She writes (p. 8) that he "has been remembered for his goodness...It is a very beautiful thing to be remembered for goodness. In those days he was called GEORGE WISE-HEART, and he had indeed a wise heart -- a heart that was wise to choose the love and service of God before anything else."

Although there is uncertainty about the origin of his surname, he was certainly called Wise-heart by contemporaries, and the name fits the man. John Knox referred to him as "that notable Instrument of God, Mr. George Wiseheart" (Historie of the Reformatioun Within the Realm of Scotland (1732), p. 65); George Buchanan called him "Doctor Sophocardius."

He lived and died boldly for Christ. Mrs. Wright takes us through the trials, adversities and adventures of a man who "dared to tell the truth" (p. 15). From how he dressed to what he preached, we learn of a man who dedicated his life to living for God no matter what the cost.

The lesson she imparts to readers young and old (p. 41) is that:

From George Wishart we can learn to fear nothing but sin, to return good for evil, and to be faithful to truth even unto death, when we shall have crown of everlasting life.


  1. Thanks Andrew. That sounds like an interesting book. When you say for young people, what age range is it aimed at? I have two boys (10/12) who are not readers but I try to read as much as possible to them.
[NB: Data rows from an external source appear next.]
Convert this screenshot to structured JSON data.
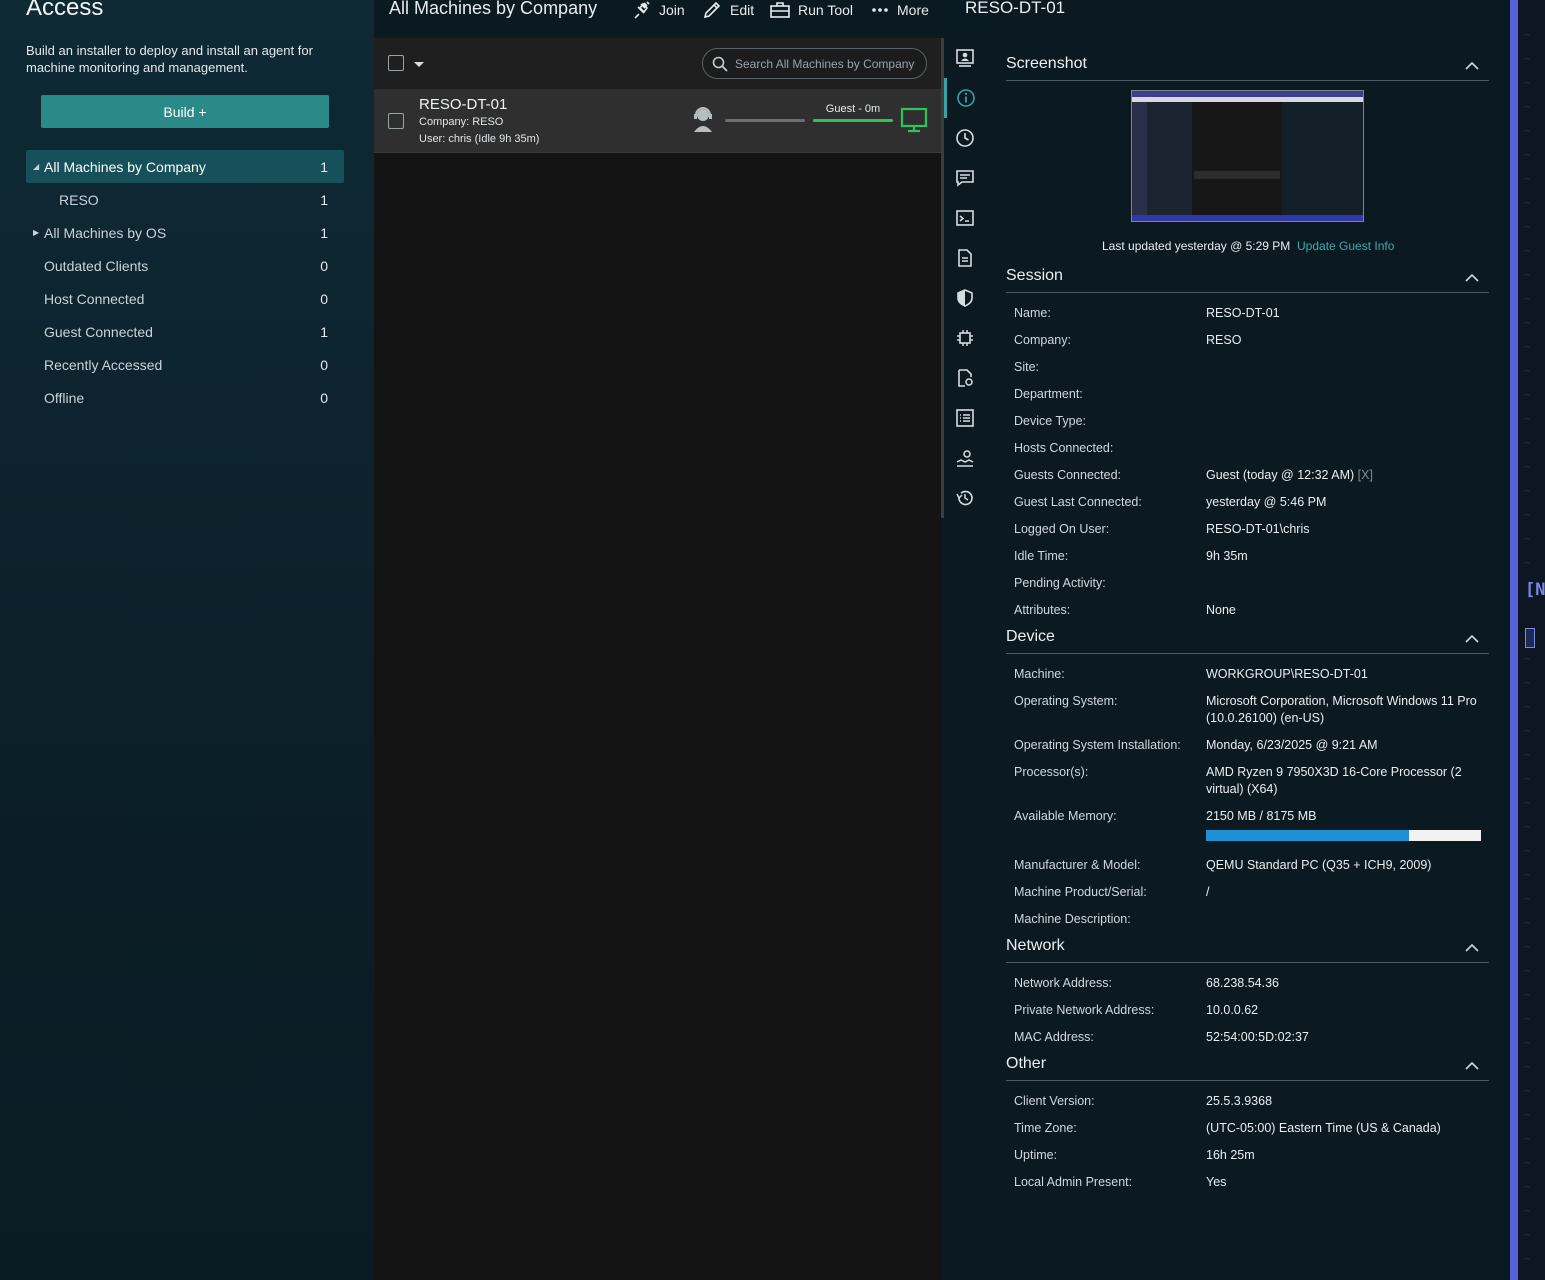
{
  "sidebar": {
    "title": "Access",
    "description": "Build an installer to deploy and install an agent for machine monitoring and management.",
    "build_label": "Build +",
    "items": [
      {
        "label": "All Machines by Company",
        "count": "1"
      },
      {
        "label": "RESO",
        "count": "1"
      },
      {
        "label": "All Machines by OS",
        "count": "1"
      },
      {
        "label": "Outdated Clients",
        "count": "0"
      },
      {
        "label": "Host Connected",
        "count": "0"
      },
      {
        "label": "Guest Connected",
        "count": "1"
      },
      {
        "label": "Recently Accessed",
        "count": "0"
      },
      {
        "label": "Offline",
        "count": "0"
      }
    ]
  },
  "list": {
    "title": "All Machines by Company",
    "toolbar": {
      "join": "Join",
      "edit": "Edit",
      "run_tool": "Run Tool",
      "more": "More"
    },
    "search_placeholder": "Search All Machines by Company",
    "session": {
      "name": "RESO-DT-01",
      "company": "Company: RESO",
      "user": "User: chris (Idle 9h 35m)",
      "guest_status": "Guest - 0m"
    }
  },
  "details": {
    "title": "RESO-DT-01",
    "screenshot": {
      "heading": "Screenshot",
      "note": "Last updated yesterday @ 5:29 PM",
      "link": "Update Guest Info"
    },
    "session": {
      "heading": "Session",
      "name_l": "Name:",
      "name_v": "RESO-DT-01",
      "company_l": "Company:",
      "company_v": "RESO",
      "site_l": "Site:",
      "dept_l": "Department:",
      "devtype_l": "Device Type:",
      "hosts_l": "Hosts Connected:",
      "guests_l": "Guests Connected:",
      "guests_v": "Guest (today @ 12:32 AM)",
      "guests_x": "[X]",
      "glast_l": "Guest Last Connected:",
      "glast_v": "yesterday @ 5:46 PM",
      "user_l": "Logged On User:",
      "user_v": "RESO-DT-01\\chris",
      "idle_l": "Idle Time:",
      "idle_v": "9h 35m",
      "pending_l": "Pending Activity:",
      "attr_l": "Attributes:",
      "attr_v": "None"
    },
    "device": {
      "heading": "Device",
      "machine_l": "Machine:",
      "machine_v": "WORKGROUP\\RESO-DT-01",
      "os_l": "Operating System:",
      "os_v": "Microsoft Corporation, Microsoft Windows 11 Pro (10.0.26100) (en-US)",
      "osinst_l": "Operating System Installation:",
      "osinst_v": "Monday, 6/23/2025 @ 9:21 AM",
      "cpu_l": "Processor(s):",
      "cpu_v": "AMD Ryzen 9 7950X3D 16-Core Processor (2 virtual) (X64)",
      "mem_l": "Available Memory:",
      "mem_v": "2150 MB / 8175 MB",
      "mem_fraction": 0.737,
      "mfr_l": "Manufacturer & Model:",
      "mfr_v": "QEMU Standard PC (Q35 + ICH9, 2009)",
      "serial_l": "Machine Product/Serial:",
      "serial_v": "/",
      "desc_l": "Machine Description:"
    },
    "network": {
      "heading": "Network",
      "addr_l": "Network Address:",
      "addr_v": "68.238.54.36",
      "priv_l": "Private Network Address:",
      "priv_v": "10.0.0.62",
      "mac_l": "MAC Address:",
      "mac_v": "52:54:00:5D:02:37"
    },
    "other": {
      "heading": "Other",
      "ver_l": "Client Version:",
      "ver_v": "25.5.3.9368",
      "tz_l": "Time Zone:",
      "tz_v": "(UTC-05:00) Eastern Time (US & Canada)",
      "up_l": "Uptime:",
      "up_v": "16h 25m",
      "admin_l": "Local Admin Present:",
      "admin_v": "Yes"
    }
  },
  "edge_text": "[N",
  "colors": {
    "accent": "#2a8a87",
    "guest_green": "#2fc45a",
    "memory_blue": "#1f8fd6",
    "link": "#3fa9ae"
  }
}
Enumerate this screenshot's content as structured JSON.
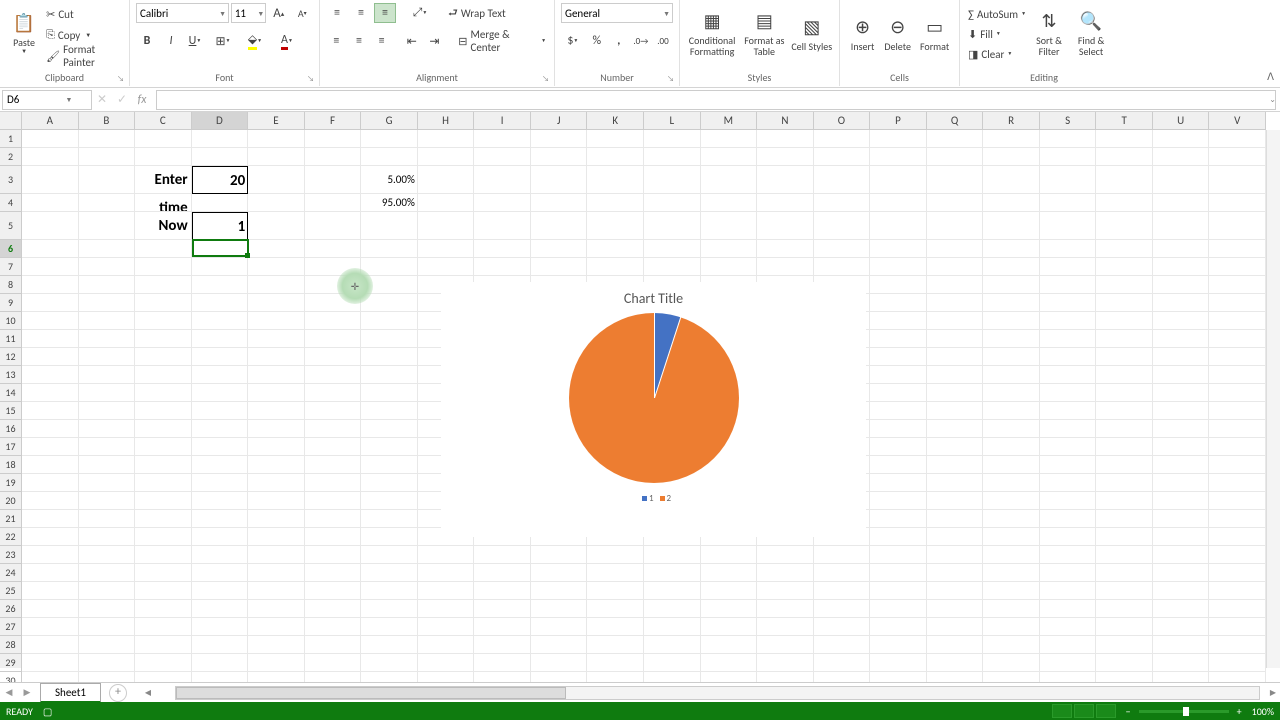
{
  "chart_data": {
    "type": "pie",
    "title": "Chart Title",
    "categories": [
      "1",
      "2"
    ],
    "values": [
      5.0,
      95.0
    ],
    "colors": [
      "#4472c4",
      "#ed7d31"
    ]
  },
  "ribbon": {
    "clipboard": {
      "label": "Clipboard",
      "paste": "Paste",
      "cut": "Cut",
      "copy": "Copy",
      "format_painter": "Format Painter"
    },
    "font": {
      "label": "Font",
      "name": "Calibri",
      "size": "11"
    },
    "alignment": {
      "label": "Alignment",
      "wrap": "Wrap Text",
      "merge": "Merge & Center"
    },
    "number": {
      "label": "Number",
      "format": "General"
    },
    "styles": {
      "label": "Styles",
      "cond": "Conditional Formatting",
      "table": "Format as Table",
      "cell": "Cell Styles"
    },
    "cells": {
      "label": "Cells",
      "insert": "Insert",
      "delete": "Delete",
      "format": "Format"
    },
    "editing": {
      "label": "Editing",
      "autosum": "AutoSum",
      "fill": "Fill",
      "clear": "Clear",
      "sort": "Sort & Filter",
      "find": "Find & Select"
    }
  },
  "namebox": "D6",
  "formula": "",
  "cols": [
    "A",
    "B",
    "C",
    "D",
    "E",
    "F",
    "G",
    "H",
    "I",
    "J",
    "K",
    "L",
    "M",
    "N",
    "O",
    "P",
    "Q",
    "R",
    "S",
    "T",
    "U",
    "V"
  ],
  "selected_col": "D",
  "selected_row": 6,
  "big_rows": [
    3,
    5
  ],
  "col_width_narrow": 57,
  "col_width_first": 57,
  "col_wide": 97,
  "cell_data": {
    "C3": "Enter time",
    "D3": "20",
    "C5": "Now",
    "D5": "1",
    "G3": "5.00%",
    "G4": "95.00%"
  },
  "chart": {
    "title": "Chart Title",
    "legend1": "1",
    "legend2": "2"
  },
  "sheet": "Sheet1",
  "status": "READY",
  "zoom": "100%"
}
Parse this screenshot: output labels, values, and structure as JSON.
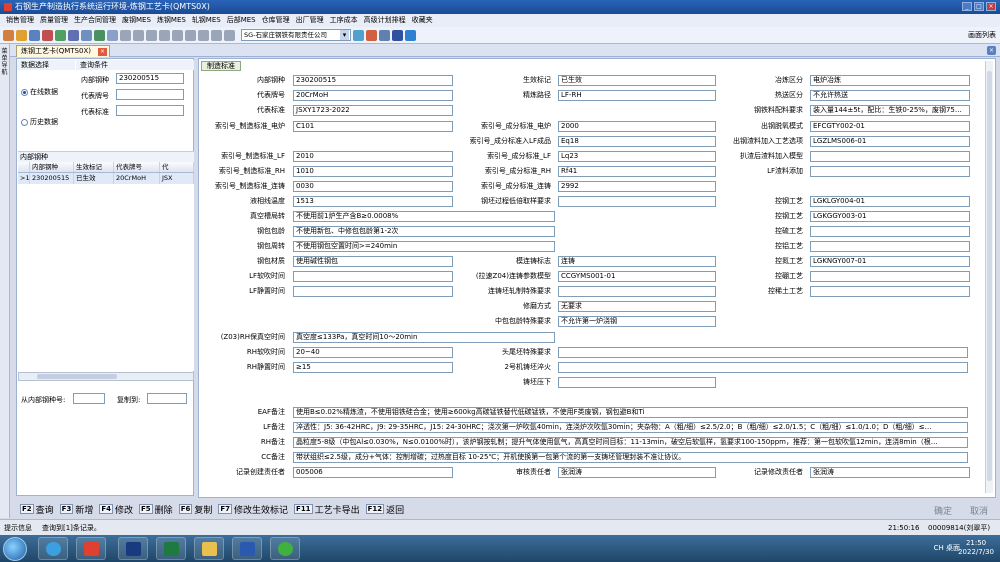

  2. Ruby, This set of biographies was written in the 1870's so the target audience was probably younger then than it would be if it was written today. But I think it is designed generally for ages 7-13. Some words may require parental explanation, but it will depend largely on the child. I think your boys would likely appreciate this book. Blessings, sister!